*** Supplied data ***
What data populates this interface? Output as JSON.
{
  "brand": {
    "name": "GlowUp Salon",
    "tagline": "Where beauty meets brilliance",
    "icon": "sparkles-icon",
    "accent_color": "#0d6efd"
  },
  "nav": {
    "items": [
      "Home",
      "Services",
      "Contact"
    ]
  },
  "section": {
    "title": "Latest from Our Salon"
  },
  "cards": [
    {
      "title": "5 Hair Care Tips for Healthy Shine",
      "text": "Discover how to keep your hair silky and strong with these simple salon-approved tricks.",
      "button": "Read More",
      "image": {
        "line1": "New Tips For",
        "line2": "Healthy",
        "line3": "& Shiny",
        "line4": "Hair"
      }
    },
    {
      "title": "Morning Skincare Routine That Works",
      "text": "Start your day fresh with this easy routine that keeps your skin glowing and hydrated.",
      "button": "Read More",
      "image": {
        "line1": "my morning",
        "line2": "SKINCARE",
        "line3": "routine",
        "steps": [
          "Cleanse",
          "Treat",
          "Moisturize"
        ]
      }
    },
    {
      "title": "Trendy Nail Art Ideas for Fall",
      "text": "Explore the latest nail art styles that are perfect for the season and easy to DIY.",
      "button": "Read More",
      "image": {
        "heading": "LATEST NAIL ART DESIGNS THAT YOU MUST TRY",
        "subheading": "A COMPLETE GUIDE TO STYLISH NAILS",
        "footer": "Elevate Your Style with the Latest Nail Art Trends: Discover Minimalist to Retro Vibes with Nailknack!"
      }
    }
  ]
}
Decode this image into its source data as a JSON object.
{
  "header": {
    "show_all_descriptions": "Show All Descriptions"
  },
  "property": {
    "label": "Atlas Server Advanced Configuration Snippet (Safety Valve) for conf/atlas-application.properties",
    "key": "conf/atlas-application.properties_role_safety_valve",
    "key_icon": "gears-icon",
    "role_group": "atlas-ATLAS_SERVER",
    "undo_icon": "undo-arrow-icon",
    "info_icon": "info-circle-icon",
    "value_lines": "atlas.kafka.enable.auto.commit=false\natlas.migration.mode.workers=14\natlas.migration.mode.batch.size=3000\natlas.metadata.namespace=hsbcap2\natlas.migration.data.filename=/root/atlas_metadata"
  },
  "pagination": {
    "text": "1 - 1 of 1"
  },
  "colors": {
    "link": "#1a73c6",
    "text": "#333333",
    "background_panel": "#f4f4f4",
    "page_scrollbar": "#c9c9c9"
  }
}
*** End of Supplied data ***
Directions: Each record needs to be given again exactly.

Answer box:
What data populates this interface? Output as JSON.
{
  "brand": {
    "name": "GlowUp Salon",
    "tagline": "Where beauty meets brilliance",
    "icon": "sparkles-icon",
    "accent_color": "#0d6efd"
  },
  "nav": {
    "items": [
      "Home",
      "Services",
      "Contact"
    ]
  },
  "section": {
    "title": "Latest from Our Salon"
  },
  "cards": [
    {
      "title": "5 Hair Care Tips for Healthy Shine",
      "text": "Discover how to keep your hair silky and strong with these simple salon-approved tricks.",
      "button": "Read More",
      "image": {
        "line1": "New Tips For",
        "line2": "Healthy",
        "line3": "& Shiny",
        "line4": "Hair"
      }
    },
    {
      "title": "Morning Skincare Routine That Works",
      "text": "Start your day fresh with this easy routine that keeps your skin glowing and hydrated.",
      "button": "Read More",
      "image": {
        "line1": "my morning",
        "line2": "SKINCARE",
        "line3": "routine",
        "steps": [
          "Cleanse",
          "Treat",
          "Moisturize"
        ]
      }
    },
    {
      "title": "Trendy Nail Art Ideas for Fall",
      "text": "Explore the latest nail art styles that are perfect for the season and easy to DIY.",
      "button": "Read More",
      "image": {
        "heading": "LATEST NAIL ART DESIGNS THAT YOU MUST TRY",
        "subheading": "A COMPLETE GUIDE TO STYLISH NAILS",
        "footer": "Elevate Your Style with the Latest Nail Art Trends: Discover Minimalist to Retro Vibes with Nailknack!"
      }
    }
  ]
}
Decode this image into its source data as a JSON object.
{
  "header": {
    "show_all_descriptions": "Show All Descriptions"
  },
  "property": {
    "label": "Atlas Server Advanced Configuration Snippet (Safety Valve) for conf/atlas-application.properties",
    "key": "conf/atlas-application.properties_role_safety_valve",
    "key_icon": "gears-icon",
    "role_group": "atlas-ATLAS_SERVER",
    "undo_icon": "undo-arrow-icon",
    "info_icon": "info-circle-icon",
    "value_lines": "atlas.kafka.enable.auto.commit=false\natlas.migration.mode.workers=14\natlas.migration.mode.batch.size=3000\natlas.metadata.namespace=hsbcap2\natlas.migration.data.filename=/root/atlas_metadata"
  },
  "pagination": {
    "text": "1 - 1 of 1"
  },
  "colors": {
    "link": "#1a73c6",
    "text": "#333333",
    "background_panel": "#f4f4f4",
    "page_scrollbar": "#c9c9c9"
  }
}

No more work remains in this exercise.